Doom and Gloom Spooks, Delights Campus Yet Again
University of Puget Sound’s musically-oriented organization Curtain Call presented its musical theater review on Oct. 30 to an enthusiastic full house.
While the month of October no doubt screams Halloween and candy to most people, this semester it screamed “doom and gloom” for the cast of Curtain Call. More specifically, it screamed Doom and Gloom: A Fall Musical Theater Review.
Featuring numbers from Dr. Horrible’s Sing-Along Blog, Into the Woods, The Addams Family Musical, Little Shop of Horrors, Les Miserables, Assassins, Shrek the Musical, Across the Universe, Next to Normal, Company, A Gentleman’s Guide to Love and Murder and The Rocky Horror Picture Show, the showing drew a full audience.
Sitting in Rausch Auditorium a while before the show began, it really didn’t seem like Doom and Gloom would be drawing very many viewers; most seats were empty and except for the cast, there just weren’t many people in the audience.

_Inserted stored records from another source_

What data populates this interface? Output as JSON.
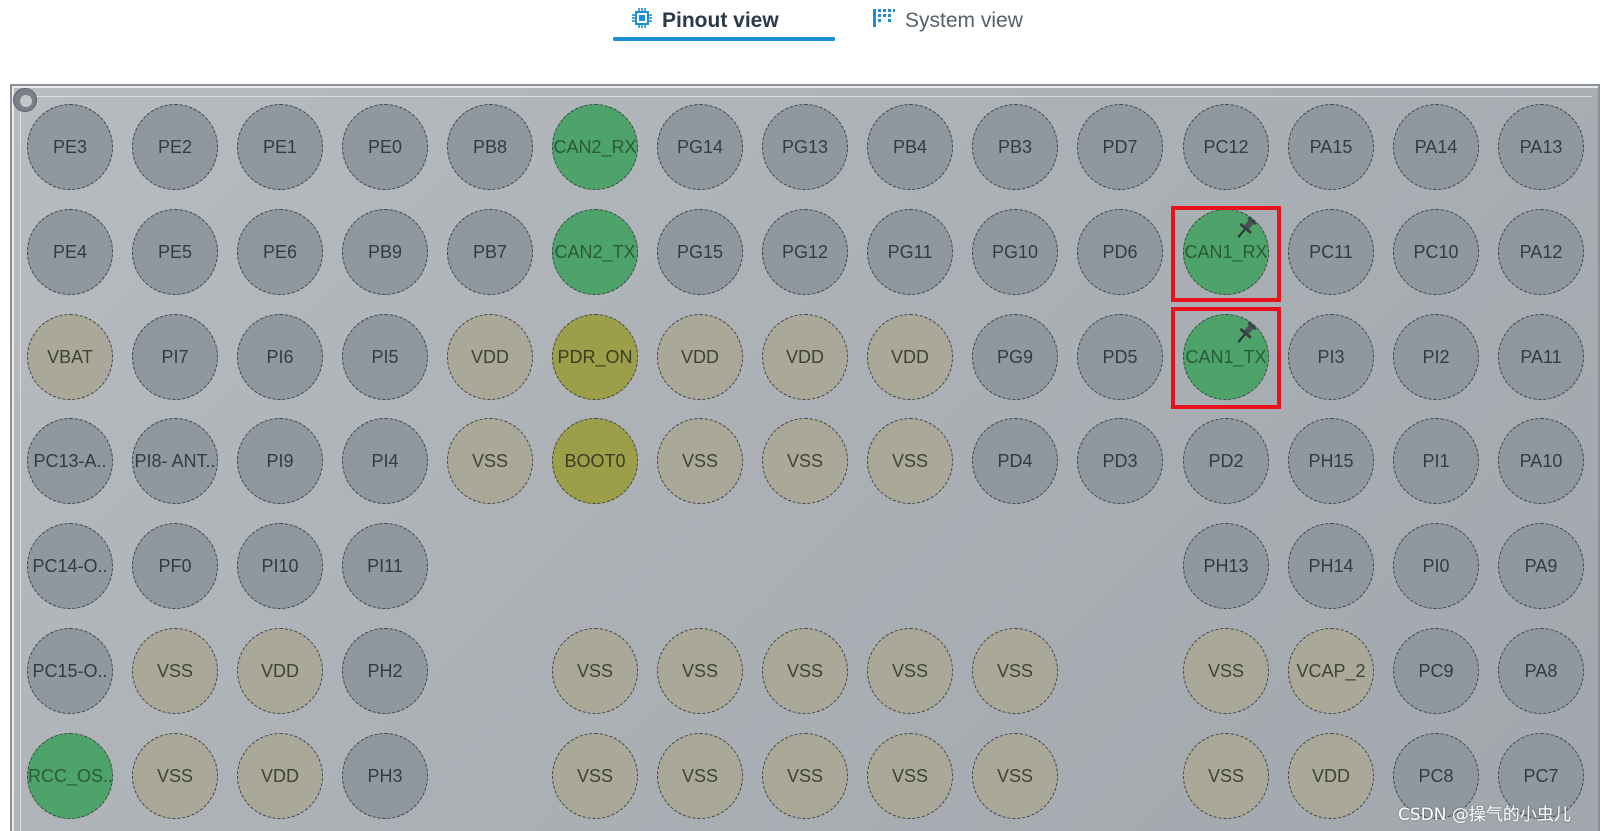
{
  "tabs": {
    "pinout_label": "Pinout view",
    "system_label": "System view"
  },
  "colors": {
    "gray_pin": "#8f979f",
    "power_pin": "#aaa898",
    "boot_pin": "#9c9e4a",
    "assigned_pin": "#4ea36a",
    "highlight": "#e8121c",
    "tab_underline": "#1e8fd4"
  },
  "pins": [
    [
      "PE3",
      "PE2",
      "PE1",
      "PE0",
      "PB8",
      "CAN2_RX",
      "PG14",
      "PG13",
      "PB4",
      "PB3",
      "PD7",
      "PC12",
      "PA15",
      "PA14",
      "PA13"
    ],
    [
      "PE4",
      "PE5",
      "PE6",
      "PB9",
      "PB7",
      "CAN2_TX",
      "PG15",
      "PG12",
      "PG11",
      "PG10",
      "PD6",
      "CAN1_RX",
      "PC11",
      "PC10",
      "PA12"
    ],
    [
      "VBAT",
      "PI7",
      "PI6",
      "PI5",
      "VDD",
      "PDR_ON",
      "VDD",
      "VDD",
      "VDD",
      "PG9",
      "PD5",
      "CAN1_TX",
      "PI3",
      "PI2",
      "PA11"
    ],
    [
      "PC13-A..",
      "PI8- ANT..",
      "PI9",
      "PI4",
      "VSS",
      "BOOT0",
      "VSS",
      "VSS",
      "VSS",
      "PD4",
      "PD3",
      "PD2",
      "PH15",
      "PI1",
      "PA10"
    ],
    [
      "PC14-O..",
      "PF0",
      "PI10",
      "PI11",
      "",
      "",
      "",
      "",
      "",
      "",
      "",
      "PH13",
      "PH14",
      "PI0",
      "PA9"
    ],
    [
      "PC15-O..",
      "VSS",
      "VDD",
      "PH2",
      "",
      "VSS",
      "VSS",
      "VSS",
      "VSS",
      "VSS",
      "",
      "VSS",
      "VCAP_2",
      "PC9",
      "PA8"
    ],
    [
      "RCC_OS..",
      "VSS",
      "VDD",
      "PH3",
      "",
      "VSS",
      "VSS",
      "VSS",
      "VSS",
      "VSS",
      "",
      "VSS",
      "VDD",
      "PC8",
      "PC7"
    ]
  ],
  "watermark": "CSDN @操气的小虫儿"
}
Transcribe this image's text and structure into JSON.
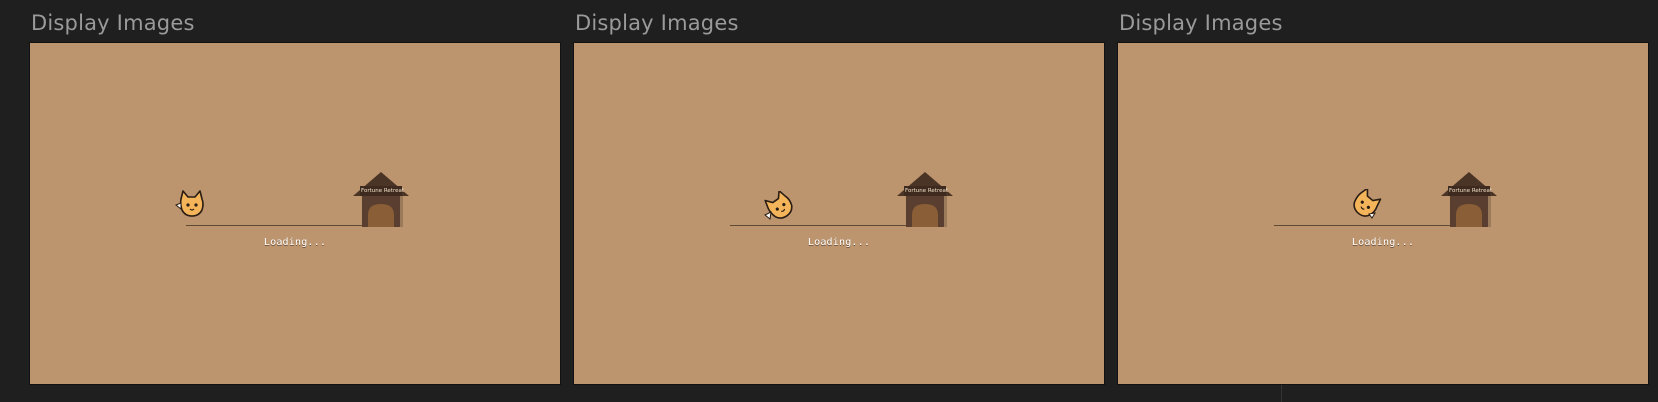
{
  "panels": [
    {
      "title": "Display Images",
      "sign": "Fortune Retreat",
      "loading": "Loading...",
      "cat_pose": "walking"
    },
    {
      "title": "Display Images",
      "sign": "Fortune Retreat",
      "loading": "Loading...",
      "cat_pose": "tumbling"
    },
    {
      "title": "Display Images",
      "sign": "Fortune Retreat",
      "loading": "Loading...",
      "cat_pose": "rolling"
    }
  ],
  "colors": {
    "background": "#1f1f1f",
    "canvas": "#bc946e",
    "house_roof": "#4a3426",
    "house_body": "#5a3f30",
    "cat": "#f4b45a"
  },
  "icons": [
    "cat-icon",
    "dog-house-icon"
  ]
}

Unsurprisingly, however, just minutes before show time, the viewers trickled in, filling nearly every seat. Made up of mostly of Puget Sound students with a few professors and other visitors, the audience proved to be enthusiastic and receptive.
The enthusiasm was not unwarranted. Doom and Gloom ultimately proved to be smart, funny and engaging, with just the right amount of doom and gloom to satisfy the Halloween spirit.
Curtain Call presidents Emily Doyle and Michael Stahl, both cast members as well, introduced the presentation, which, with the exception of the final number, was entirely performed, directed and produced by students.
From the first number, “My Eyes/On the Rise” from Dr. Horrible’s Sing-Along Blog, the amount of work and passion that went into organizing Doom and Gloom was evident.
The second number, “Good Enough to Eat, an Opera in Miniature,” maintained the level of quality established with “My Eyes/On the Rise.” “Good Enough to Eat, an Opera in Miniature” was entirely written and composed by Puget Sound student Daniel Wolfert.
You don’t have to be a musician to understand that writing and composing a musical piece, one that fits with a particular theme, singers’ voices, and that will be performed in front of an audience, is not easy. It takes work.
“Good Enough to Eat” is a “self-contained” work. It tells the story of a young girl who lives with her evil stepfather and who ultimately discovers her vengeful fairy godmother living in the forest nearby.
Wolfert’s piece combines opera and short story, culminating in a performance that fit the larger theme of doom and gloom. Dissonant voices and violins worked together establishing a performance that was fittingly unnerving, yet nonetheless engaging and impressive.
By far, however, the highlight of the production was the final number. Directed by Director of Vocal Studies Dawn Padula, the entire Curtain Call cast performed “The Time Warp” from The Rocky Horror Picture Show.
Sunglasses and energy abound, the final performance was a fitting end to an impressive show.
All that said, it would be a lie to say that the show was perfect. It was not without kinks and other imperfections.
There were times where some cast members were audibly off-key, or suddenly faltering in pitch or tone and this detracted from the overall aesthetic of the number in question. Too, there is an argument to be made that there could have been some wiser selections in terms of cast.
There were a few moments where performances seemed forced and where cast members did not completely fill the role to which they were assigned. Performers with stronger voices and a less-strained talent for acting could have been chosen.
Nonetheless, the rough spots ultimately did not serve as overly intrusive distractions from the production. The combination of musical numbers supported by excellent musicians, strong performers, production value and the show’s overall ambition overtook the flaws.
Interesting from start to finish, it held the audience and brought what it promised. The work was put in and the curtain closed on a worthwhile performance. Neither cheap nor lazy, Doom and Gloom’s strengths far outweighed its weaknesses.